╭─ Supplied records

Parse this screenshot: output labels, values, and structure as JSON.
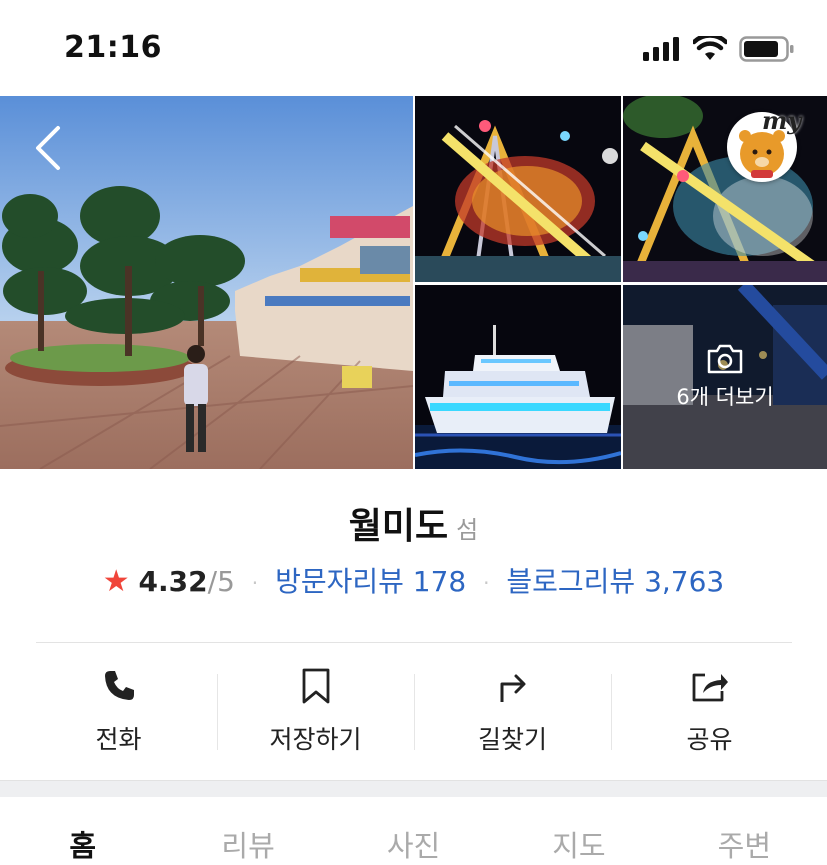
{
  "status_bar": {
    "time": "21:16"
  },
  "photos": {
    "more_label": "6개 더보기",
    "badge_text": "my"
  },
  "place": {
    "name": "월미도",
    "category": "섬"
  },
  "rating": {
    "star": "★",
    "score": "4.32",
    "max": "/5",
    "separator": "·",
    "visitor_reviews": "방문자리뷰 178",
    "blog_reviews": "블로그리뷰 3,763"
  },
  "actions": [
    {
      "label": "전화",
      "icon": "phone-icon"
    },
    {
      "label": "저장하기",
      "icon": "bookmark-icon"
    },
    {
      "label": "길찾기",
      "icon": "directions-icon"
    },
    {
      "label": "공유",
      "icon": "share-icon"
    }
  ],
  "tabs": [
    {
      "label": "홈",
      "active": true
    },
    {
      "label": "리뷰",
      "active": false
    },
    {
      "label": "사진",
      "active": false
    },
    {
      "label": "지도",
      "active": false
    },
    {
      "label": "주변",
      "active": false
    }
  ],
  "colors": {
    "accent_link": "#2d66c2",
    "star": "#f0453a"
  }
}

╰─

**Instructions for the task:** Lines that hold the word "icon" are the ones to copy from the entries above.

**Answer box:**
      "icon": "phone-icon"
      "icon": "bookmark-icon"
      "icon": "directions-icon"
      "icon": "share-icon"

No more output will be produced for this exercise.